Around the world, 155 million children under the age of five are stunted – leaving them with often irreversible cognitive, emotional and physical damage, as a result of undernutrition in their first 1,000 days, from conception to two years old.  Estimates suggest that poor sanitation is the second leading cause of stunting worldwide.

Sisters Manjula, 9, and Gouramma, 13, stand underneath a chalk mark showing the global average height for an eight-year-old at a primary school in India.
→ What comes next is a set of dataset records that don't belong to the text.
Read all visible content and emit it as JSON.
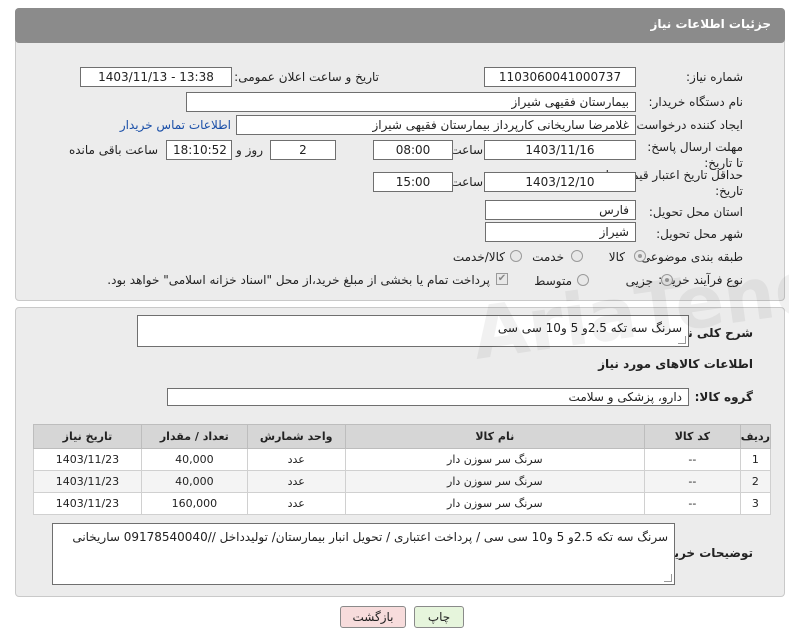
{
  "header": {
    "title": "جزئیات اطلاعات نیاز"
  },
  "form": {
    "need_number_label": "شماره نیاز:",
    "need_number": "1103060041000737",
    "announce_label": "تاریخ و ساعت اعلان عمومی:",
    "announce_value": "1403/11/13 - 13:38",
    "buyer_org_label": "نام دستگاه خریدار:",
    "buyer_org": "بیمارستان فقیهی شیراز",
    "requester_label": "ایجاد کننده درخواست:",
    "requester": "غلامرضا ساریخانی کارپرداز بیمارستان فقیهی شیراز",
    "contact_link": "اطلاعات تماس خریدار",
    "reply_deadline_label": "مهلت ارسال پاسخ: تا تاریخ:",
    "reply_date": "1403/11/16",
    "time_label": "ساعت",
    "reply_time": "08:00",
    "days_value": "2",
    "days_label": "روز و",
    "remaining_time": "18:10:52",
    "remaining_label": "ساعت باقی مانده",
    "price_validity_label": "حداقل تاریخ اعتبار قیمت: تا تاریخ:",
    "price_date": "1403/12/10",
    "price_time": "15:00",
    "province_label": "استان محل تحویل:",
    "province": "فارس",
    "city_label": "شهر محل تحویل:",
    "city": "شیراز",
    "category_label": "طبقه بندی موضوعی:",
    "category_options": [
      "کالا",
      "خدمت",
      "کالا/خدمت"
    ],
    "category_selected": 0,
    "process_label": "نوع فرآیند خرید :",
    "process_options": [
      "جزیی",
      "متوسط"
    ],
    "process_selected": 0,
    "payment_note": "پرداخت تمام یا بخشی از مبلغ خرید،از محل \"اسناد خزانه اسلامی\" خواهد بود."
  },
  "details": {
    "general_desc_label": "شرح کلی نیاز:",
    "general_desc": "سرنگ سه تکه 2.5و 5 و10 سی سی",
    "goods_info_title": "اطلاعات کالاهای مورد نیاز",
    "goods_group_label": "گروه کالا:",
    "goods_group": "دارو، پزشکی و سلامت",
    "table": {
      "headers": [
        "ردیف",
        "کد کالا",
        "نام کالا",
        "واحد شمارش",
        "تعداد / مقدار",
        "تاریخ نیاز"
      ],
      "rows": [
        [
          "1",
          "--",
          "سرنگ سر سوزن دار",
          "عدد",
          "40,000",
          "1403/11/23"
        ],
        [
          "2",
          "--",
          "سرنگ سر سوزن دار",
          "عدد",
          "40,000",
          "1403/11/23"
        ],
        [
          "3",
          "--",
          "سرنگ سر سوزن دار",
          "عدد",
          "160,000",
          "1403/11/23"
        ]
      ]
    },
    "buyer_notes_label": "توضیحات خریدار:",
    "buyer_notes": "سرنگ سه تکه 2.5و 5 و10 سی سی  / پرداخت اعتباری / تحویل انبار بیمارستان/ تولیدداخل //09178540040 ساریخانی"
  },
  "buttons": {
    "print": "چاپ",
    "back": "بازگشت"
  },
  "watermark": "AriaTender.neT",
  "colors": {
    "header_bg": "#8b8b8b",
    "link": "#1a4fa8",
    "print_btn": "#e6f5dc",
    "back_btn": "#f7dcdc"
  }
}
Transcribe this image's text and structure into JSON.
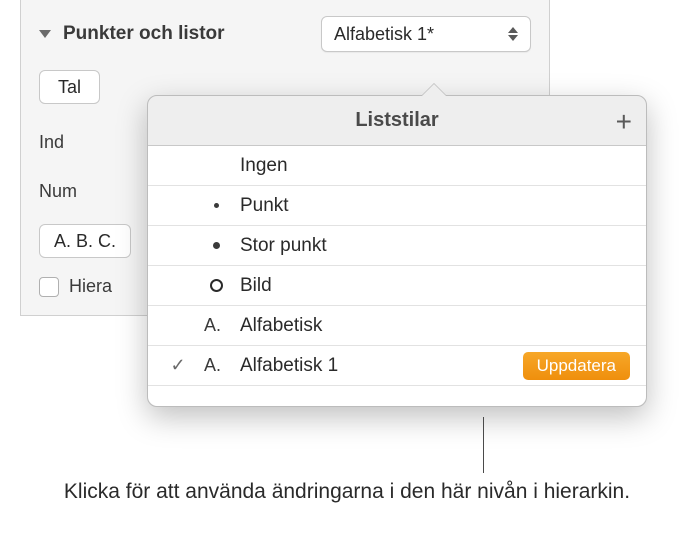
{
  "section": {
    "title": "Punkter och listor",
    "selected_style": "Alfabetisk 1*",
    "tal_label": "Tal",
    "ind_label": "Ind",
    "num_label": "Num",
    "format_label": "A. B. C.",
    "hiera_label": "Hiera"
  },
  "popover": {
    "title": "Liststilar",
    "update_label": "Uppdatera",
    "items": [
      {
        "check": false,
        "marker": "",
        "label": "Ingen"
      },
      {
        "check": false,
        "marker": "small",
        "label": "Punkt"
      },
      {
        "check": false,
        "marker": "big",
        "label": "Stor punkt"
      },
      {
        "check": false,
        "marker": "ring",
        "label": "Bild"
      },
      {
        "check": false,
        "marker": "A.",
        "label": "Alfabetisk"
      },
      {
        "check": true,
        "marker": "A.",
        "label": "Alfabetisk 1",
        "update": true
      }
    ]
  },
  "callout": {
    "text": "Klicka för att använda ändringarna i den här nivån i hierarkin."
  }
}
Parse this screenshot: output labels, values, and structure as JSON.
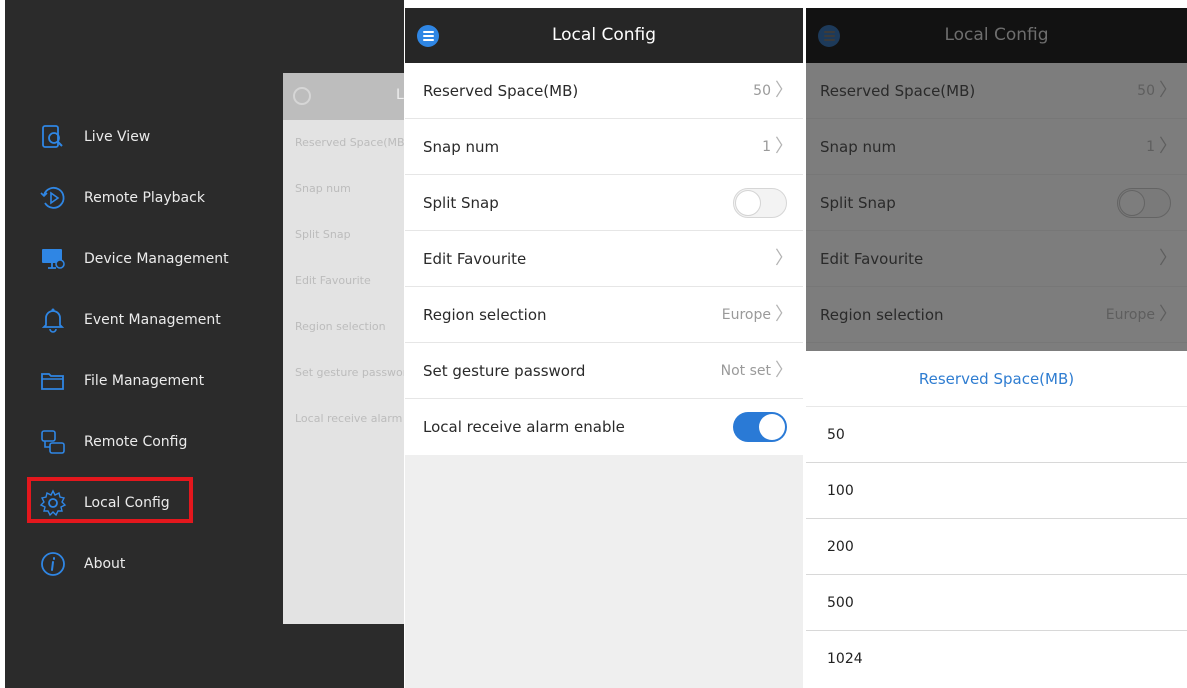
{
  "menu": {
    "items": [
      {
        "label": "Live View",
        "icon": "live-view-icon"
      },
      {
        "label": "Remote Playback",
        "icon": "playback-icon"
      },
      {
        "label": "Device Management",
        "icon": "device-icon"
      },
      {
        "label": "Event Management",
        "icon": "bell-icon"
      },
      {
        "label": "File Management",
        "icon": "folder-icon"
      },
      {
        "label": "Remote Config",
        "icon": "remote-config-icon"
      },
      {
        "label": "Local Config",
        "icon": "gear-icon"
      },
      {
        "label": "About",
        "icon": "info-icon"
      }
    ],
    "peek": {
      "title": "L",
      "rows": [
        "Reserved Space(MB)",
        "Snap num",
        "Split Snap",
        "Edit Favourite",
        "Region selection",
        "Set gesture password",
        "Local receive alarm enable"
      ]
    }
  },
  "config": {
    "title": "Local Config",
    "rows": [
      {
        "label": "Reserved Space(MB)",
        "value": "50"
      },
      {
        "label": "Snap num",
        "value": "1"
      },
      {
        "label": "Split Snap",
        "toggle": "off"
      },
      {
        "label": "Edit Favourite",
        "value": ""
      },
      {
        "label": "Region selection",
        "value": "Europe"
      },
      {
        "label": "Set gesture password",
        "value": "Not set"
      },
      {
        "label": "Local receive alarm enable",
        "toggle": "on"
      }
    ]
  },
  "picker": {
    "title": "Reserved Space(MB)",
    "options": [
      "50",
      "100",
      "200",
      "500",
      "1024"
    ]
  },
  "colors": {
    "accent": "#2a7ad6",
    "highlight": "#e4171d",
    "menu_bg": "#2b2b2b",
    "topbar_bg": "#262626"
  }
}
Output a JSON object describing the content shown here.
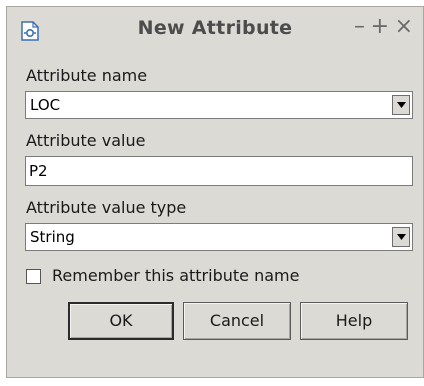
{
  "window": {
    "title": "New Attribute",
    "minimize_glyph": "–",
    "maximize_glyph": "+",
    "close_glyph": "×"
  },
  "form": {
    "name_label": "Attribute name",
    "name_value": "LOC",
    "value_label": "Attribute value",
    "value_value": "P2",
    "type_label": "Attribute value type",
    "type_value": "String",
    "remember_label": "Remember this attribute name",
    "remember_checked": false
  },
  "buttons": {
    "ok": "OK",
    "cancel": "Cancel",
    "help": "Help"
  },
  "icons": {
    "app": "attribute-app-icon",
    "dropdown": "chevron-down-icon"
  },
  "colors": {
    "dialog_bg": "#dcdad5",
    "title_text": "#4c4c4c"
  }
}
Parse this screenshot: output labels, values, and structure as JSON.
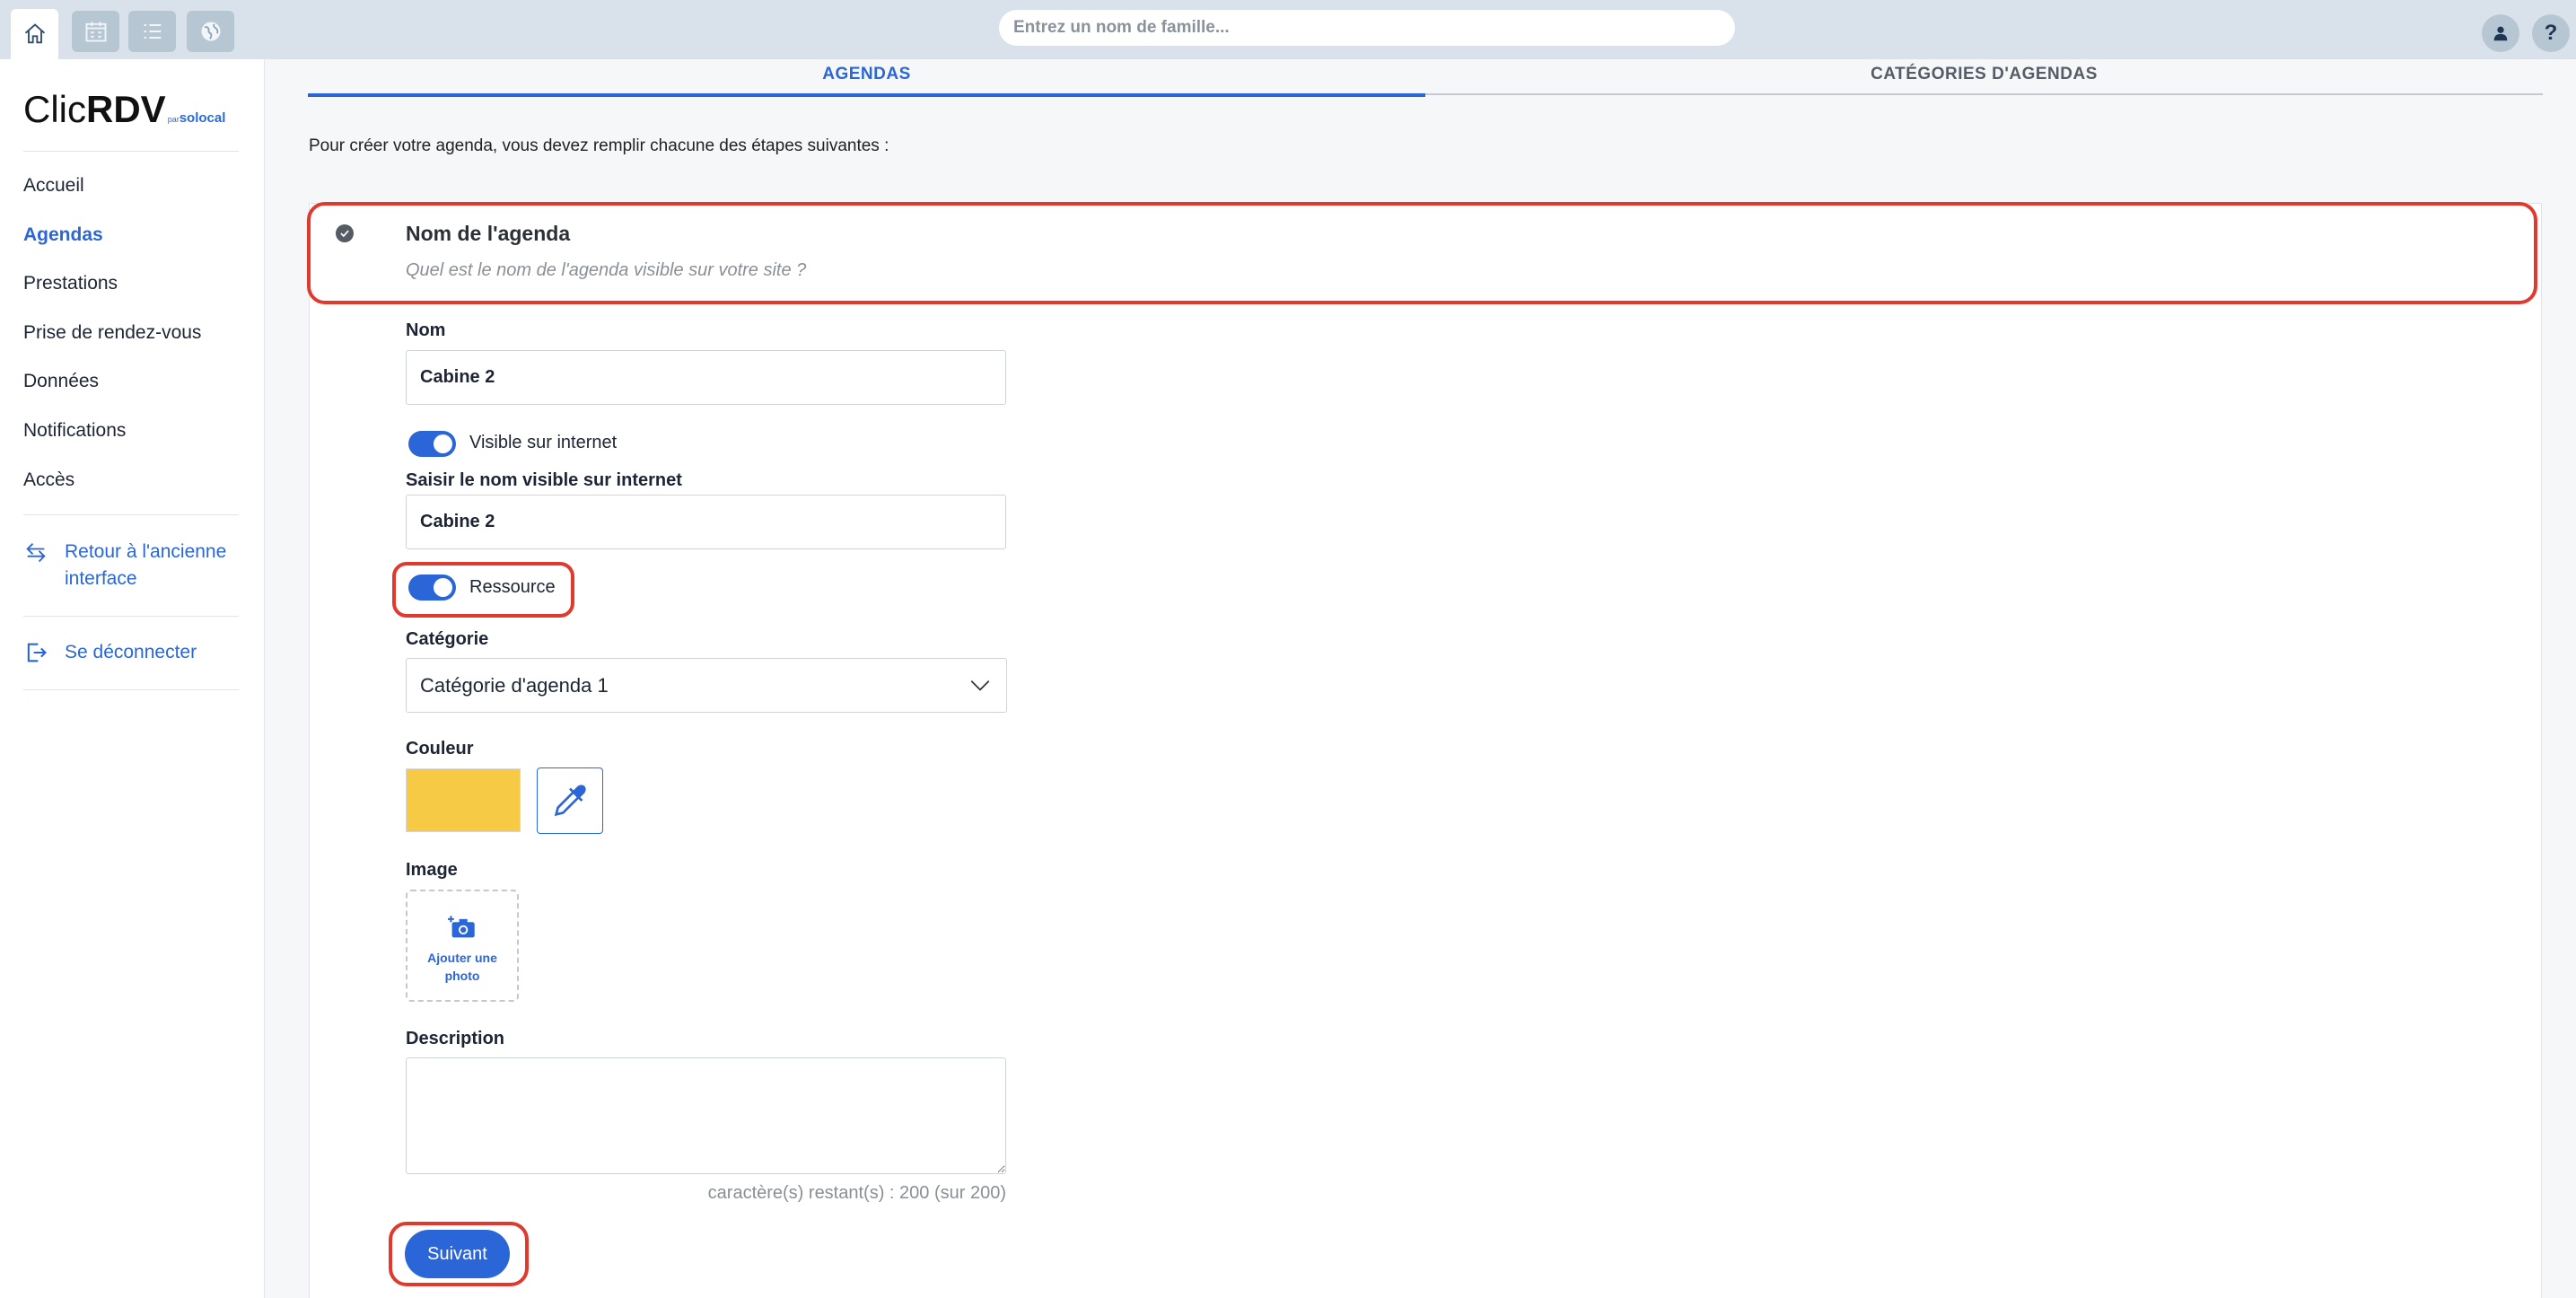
{
  "topbar": {
    "search_placeholder": "Entrez un nom de famille...",
    "icons": [
      "home-icon",
      "calendar-icon",
      "list-icon",
      "globe-icon"
    ],
    "help_label": "?"
  },
  "sidebar": {
    "logo_main": "Clic",
    "logo_bold": "RDV",
    "logo_par": "par",
    "logo_brand": "solocal",
    "items": [
      {
        "label": "Accueil",
        "active": false
      },
      {
        "label": "Agendas",
        "active": true
      },
      {
        "label": "Prestations",
        "active": false
      },
      {
        "label": "Prise de rendez-vous",
        "active": false
      },
      {
        "label": "Données",
        "active": false
      },
      {
        "label": "Notifications",
        "active": false
      },
      {
        "label": "Accès",
        "active": false
      }
    ],
    "back_link": "Retour à l'ancienne interface",
    "logout_link": "Se déconnecter"
  },
  "tabs": [
    {
      "label": "AGENDAS",
      "active": true
    },
    {
      "label": "CATÉGORIES D'AGENDAS",
      "active": false
    }
  ],
  "intro_text": "Pour créer votre agenda, vous devez remplir chacune des étapes suivantes :",
  "step": {
    "title": "Nom de l'agenda",
    "subtitle": "Quel est le nom de l'agenda visible sur votre site ?"
  },
  "form": {
    "nom_label": "Nom",
    "nom_value": "Cabine 2",
    "visible_toggle_label": "Visible sur internet",
    "visible_toggle_on": true,
    "visible_name_label": "Saisir le nom visible sur internet",
    "visible_name_value": "Cabine 2",
    "ressource_toggle_label": "Ressource",
    "ressource_toggle_on": true,
    "categorie_label": "Catégorie",
    "categorie_value": "Catégorie d'agenda 1",
    "couleur_label": "Couleur",
    "couleur_value": "#f7ca45",
    "image_label": "Image",
    "add_photo_label": "Ajouter une photo",
    "description_label": "Description",
    "description_value": "",
    "counter_text": "caractère(s) restant(s) : 200 (sur 200)",
    "next_button": "Suivant"
  },
  "colors": {
    "accent": "#2a66d8",
    "highlight": "#e03a2f"
  }
}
WaterAid/ Ronny Sen

‘Recipe for success’, a report released today by WaterAid, Action Against Hunger and the SHARE Consortium, reveals how the world can help end malnutrition, by tackling dirty water, lack of toilets and hygiene alongside more traditional nutritional interventions.

The report investigated how well countries are doing at integrating water, sanitation, hygiene and and nutrition policies, and found that while Cambodia and Niger are leading the way in using water and sanitation to improve the health and nutrition of their citizens – many other countries across Asia and Africa still have a long way to go.

As we begin the third year of the Sustainable Development Goals (SDGs), progress is too slow to meet Goal 2 to end all forms of malnutrition. Without integrated approaches bringing together nutrition, water, sanitation and hygiene – supported at both the global level and by national governments – progress will continue to be slow.

Megan Wilson-Jones, WaterAid’s policy analyst on health and hygiene, and one of the report’s authors said:

“The truth is that food alone will never be enough to tackle the problem, we have to target its underlying causes too. Clean water, adequate sanitation and good hygiene are also vital ingredients for good health. We are calling on everyone working to end malnutrition – from Governments to policymakers, practitioners to donors — to integrate water, sanitation and hygiene into nutritional policies and plans without delay.”

The ‘Recipe for success’ report has been released to coincide with World Water Week. It builds on the report, The missing ingredients, published in 2016.